The fifth urban_net meeting took place at the ActionAid Malawi office this morning, featuring two presentations. First up was Asayire Kapira from WES Network, speaking about Water Users Associations (WUAs) in Lilongwe. WUAs are cooperative societies where communities establish a legal business entity and register it with the government to operate all water facilities – usually water kiosks – in a designated area. Through its Tilitonse Project, WES Network works with a number of WUAs mainly in Lilongwe’s peri-urban areas, seeking to improve accountability of the WUA model through participatory tools and approaches. While the project has met successes, including establishment of a WUA network and de-politicisation of existing associations, there have also been some challenges. A key challenge has been lack of responsiveness and even resistance by duty bearers, namely the Lilongwe Water Board, to be accountable to their customers. You can download Kapira’s presentation here.
The second presenter was John Chome of UN-Habitat in Malawi, though speaking in his private capacity. Chome delivered a thought-provoking historical presentation on urban planning in Malawi, and the failures of both past and current planning policy to address the challenges of urbanisation (and take advantage of the opportunities). He concluded that urbanisation in Malawi now occurs “outside of planning” and challenged the participants to deliberate on whether current planning in Malawi is addressing the real issues facing the country, and if the appropriate models to address these issues are being used. This lead to a lively discussion on the anti-urban bias at the government level, the need for Lilongwe City Council to take on a leadership role when it comes to city development, and how Lilongwe as a city needs to densify and grow upward, not continue to spread and sprawl. You can access Chome’s presentation here.
The next urban_net meeting will take place on Dec. 4. Join us!
The International Organisation for Standardisation (ISO) has issued an international standard for cities. Entitled ISO 37120:2014 Sustainable development of communities — Indicators for city services and quality of life, it features 46 performance indicators, mainly on access to public services. Cities are expected to track these, although compliance is not compulsory.
According to proponents, such as Neal Peirce of Citiscope, the implications of the “city ISO” are dramatic. Having set indicators will allow for cities to be compared based on the same objective indictors, “[a]nd just as significant, the people of cities — civic, business organizations, ordinary citizens — will be able to access the same new global standards. This means they can ask city leaders tough questions, stoking debate about their own city’s performance on the basis of verified measures ranging from education to public safety to water and sanitation.”
Sure, better data and strengthened accountability. Sounds good. But what is an international standard?
According to ISO, “[a] standard is a document that provides requirements, specifications, guidelines or characteristics that can be used consistently to ensure that materials, products, processes and services are fit for their purpose.”

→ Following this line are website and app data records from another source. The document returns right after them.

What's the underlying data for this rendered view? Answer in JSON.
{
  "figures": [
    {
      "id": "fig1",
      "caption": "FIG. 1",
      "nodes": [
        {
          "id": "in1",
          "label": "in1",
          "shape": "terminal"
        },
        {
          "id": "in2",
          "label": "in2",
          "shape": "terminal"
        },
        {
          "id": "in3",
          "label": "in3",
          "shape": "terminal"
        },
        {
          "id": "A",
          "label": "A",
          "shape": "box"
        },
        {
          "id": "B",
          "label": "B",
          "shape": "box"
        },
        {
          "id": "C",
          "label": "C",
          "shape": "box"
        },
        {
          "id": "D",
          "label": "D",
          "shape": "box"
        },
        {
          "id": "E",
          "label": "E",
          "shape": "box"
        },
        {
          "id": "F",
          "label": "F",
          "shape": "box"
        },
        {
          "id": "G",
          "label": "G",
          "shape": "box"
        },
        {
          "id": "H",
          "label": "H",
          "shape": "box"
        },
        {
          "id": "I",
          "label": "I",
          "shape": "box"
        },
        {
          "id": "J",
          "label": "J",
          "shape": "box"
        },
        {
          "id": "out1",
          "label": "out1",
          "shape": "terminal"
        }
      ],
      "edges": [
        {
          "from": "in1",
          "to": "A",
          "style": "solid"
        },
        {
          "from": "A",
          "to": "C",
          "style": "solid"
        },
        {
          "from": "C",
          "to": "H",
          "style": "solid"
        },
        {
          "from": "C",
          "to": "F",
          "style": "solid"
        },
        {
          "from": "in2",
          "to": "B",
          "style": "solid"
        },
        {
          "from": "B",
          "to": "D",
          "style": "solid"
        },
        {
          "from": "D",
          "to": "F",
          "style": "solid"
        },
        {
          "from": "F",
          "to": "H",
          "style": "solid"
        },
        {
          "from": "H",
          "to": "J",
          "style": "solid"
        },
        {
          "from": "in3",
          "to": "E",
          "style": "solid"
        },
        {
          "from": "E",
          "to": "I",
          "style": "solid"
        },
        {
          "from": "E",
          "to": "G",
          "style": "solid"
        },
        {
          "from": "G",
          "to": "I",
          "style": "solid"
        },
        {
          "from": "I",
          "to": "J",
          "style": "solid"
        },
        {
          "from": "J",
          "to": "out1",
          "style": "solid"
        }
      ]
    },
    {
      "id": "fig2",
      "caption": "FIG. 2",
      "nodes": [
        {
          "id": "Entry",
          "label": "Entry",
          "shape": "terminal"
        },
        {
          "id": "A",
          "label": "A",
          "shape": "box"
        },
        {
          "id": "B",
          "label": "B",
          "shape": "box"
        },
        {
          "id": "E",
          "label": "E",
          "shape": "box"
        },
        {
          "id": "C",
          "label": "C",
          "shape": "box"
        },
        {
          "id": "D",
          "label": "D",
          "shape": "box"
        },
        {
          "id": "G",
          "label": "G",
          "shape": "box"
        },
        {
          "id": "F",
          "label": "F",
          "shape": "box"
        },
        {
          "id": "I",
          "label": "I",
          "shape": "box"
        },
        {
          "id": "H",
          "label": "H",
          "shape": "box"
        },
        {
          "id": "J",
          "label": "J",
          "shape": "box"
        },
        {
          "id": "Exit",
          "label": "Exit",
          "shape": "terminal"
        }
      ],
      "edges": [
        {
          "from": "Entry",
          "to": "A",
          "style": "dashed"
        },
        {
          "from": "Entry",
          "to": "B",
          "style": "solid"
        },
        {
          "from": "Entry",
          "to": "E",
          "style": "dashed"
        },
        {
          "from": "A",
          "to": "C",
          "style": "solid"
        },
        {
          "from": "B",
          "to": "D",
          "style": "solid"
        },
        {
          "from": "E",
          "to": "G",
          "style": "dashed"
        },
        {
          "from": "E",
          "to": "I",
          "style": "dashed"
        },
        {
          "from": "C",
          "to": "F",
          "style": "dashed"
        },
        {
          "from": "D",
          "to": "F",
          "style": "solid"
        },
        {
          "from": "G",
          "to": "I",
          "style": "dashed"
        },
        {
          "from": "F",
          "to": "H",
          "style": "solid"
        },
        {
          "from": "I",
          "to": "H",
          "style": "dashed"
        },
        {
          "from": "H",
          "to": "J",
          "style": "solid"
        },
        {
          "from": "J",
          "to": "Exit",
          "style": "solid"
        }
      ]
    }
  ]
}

So if a city doesn’t rank well on the ISO standards it’s not fit for purpose? Sounds rather odd. I’m also curious about how developing country cities are expected to provide reliable data such as “Assessed value of commercial and industrial properties as a percentage of total assessed value of all properties”, and how much all this data gathering might cost them.
Thankfully there’s a chance I might get some answers: Meeting of the Minds, Citiscope, and the World Council on City Data are hosting a webinar on the topic on Nov. 11. You can register for it here.